Changes at Halifax Court a Positive Move for Residents, Neighboring Community
Posted March 13, 2000 6:00 a.m. EST
RALEIGH — The Halifax Court public housing complex in Raleigh has a bad reputation, but that reputation is about to come crumbling down as a new complex goes up.
In six months, the current low-income housing complex will be torn down. A new, mixed-income public housing complex is already taking shape.
The project is part of a $29 million federal grant aimed at revitalizing urban, out-of-date public housing communities.
"It's a very synergistic approach to bring everybody together and making the whole community come together," says Steve Beam of the Raleigh Housing Authority.
Beam, who is heading up the effort, says the good that will come from it stretches beyond the boundaries of Halifax Court.
"Just look at the development that's taking place right now. There's a charter school that just went in, and they're developing some office space on adjoining property that has been vacant for 40 years," he says.

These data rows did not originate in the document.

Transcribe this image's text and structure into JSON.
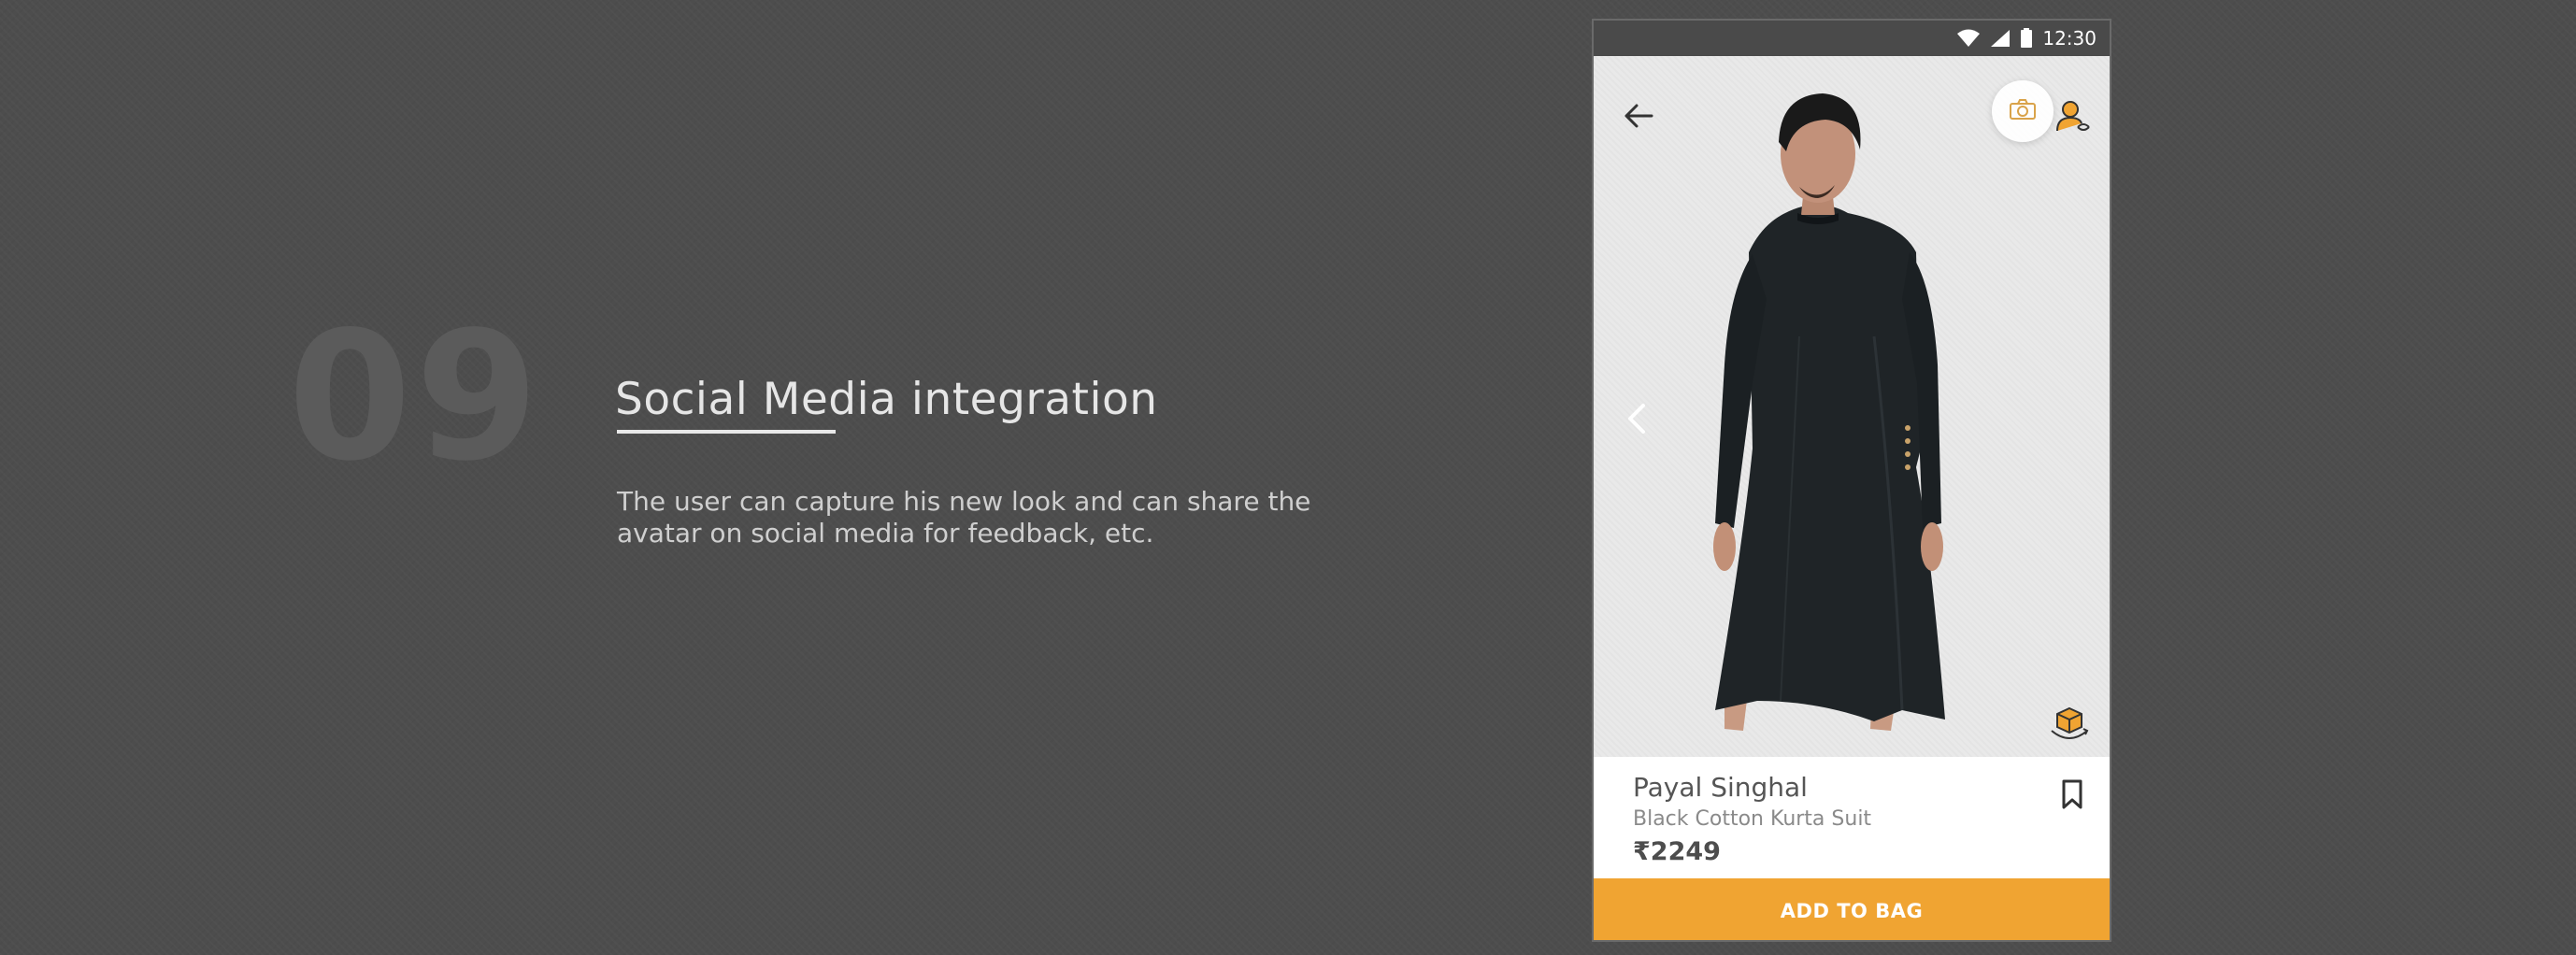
{
  "slide": {
    "number": "09",
    "title": "Social Media integration",
    "description": "The user can capture his new look and can share the avatar on social media for feedback, etc."
  },
  "status_bar": {
    "time": "12:30",
    "icons": [
      "wifi-icon",
      "signal-icon",
      "battery-icon"
    ]
  },
  "viewer": {
    "icons": [
      "back-arrow-icon",
      "camera-icon",
      "avatar-switch-icon",
      "chevron-left-icon",
      "rotate-3d-icon"
    ]
  },
  "product": {
    "brand": "Payal Singhal",
    "name": "Black Cotton Kurta Suit",
    "price": "₹2249"
  },
  "cta": {
    "add_to_bag": "ADD TO BAG"
  },
  "colors": {
    "background": "#4d4d4d",
    "accent": "#f0a432",
    "garment": "#1f2427"
  }
}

In nearby Mordecai, Ken Jacobson is breathing new life into his old home with some renovations. The value of his house has more than doubled in the last few years.
"I've seen a tremendous growth in renovation of older properties which is what I like to see," he says.

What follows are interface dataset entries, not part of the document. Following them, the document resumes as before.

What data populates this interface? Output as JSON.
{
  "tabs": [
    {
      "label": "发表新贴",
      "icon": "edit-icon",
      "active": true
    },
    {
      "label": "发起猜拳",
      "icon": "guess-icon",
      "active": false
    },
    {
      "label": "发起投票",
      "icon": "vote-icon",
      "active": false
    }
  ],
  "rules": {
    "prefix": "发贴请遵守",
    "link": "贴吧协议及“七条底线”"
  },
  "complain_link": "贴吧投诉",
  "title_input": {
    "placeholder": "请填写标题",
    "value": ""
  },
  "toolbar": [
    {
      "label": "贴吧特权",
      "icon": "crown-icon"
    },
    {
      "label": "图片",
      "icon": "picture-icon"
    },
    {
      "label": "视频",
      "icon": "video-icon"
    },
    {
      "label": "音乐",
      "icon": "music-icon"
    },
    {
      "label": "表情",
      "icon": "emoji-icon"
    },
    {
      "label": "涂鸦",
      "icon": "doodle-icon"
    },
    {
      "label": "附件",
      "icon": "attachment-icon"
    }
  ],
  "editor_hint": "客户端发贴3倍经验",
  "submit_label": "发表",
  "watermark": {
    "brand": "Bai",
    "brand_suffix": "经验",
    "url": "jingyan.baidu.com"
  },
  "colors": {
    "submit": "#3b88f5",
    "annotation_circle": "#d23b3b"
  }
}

Local realtors say the perception of crime associated with Halifax Court used to keep potential homeowners and businesses at bay. People are now willing to invest in the community.
"It's going to really change the character of the neighborhood," says real estate agent Chris Yetter. "You're going to see more and more people buying these smaller homes that have been left empty for 25 to 30 years."
The 300 families who live at Halifax Court can choose to move into other public housing or use vouchers to rent elsewhere. So far, about 60 percent of residents have moved.
The new complex will consist of town homes and single family houses. It is expected to be complete in four years.
The grant will also allow residents in the Mordecai area to get low-interest loans to fix up their homes.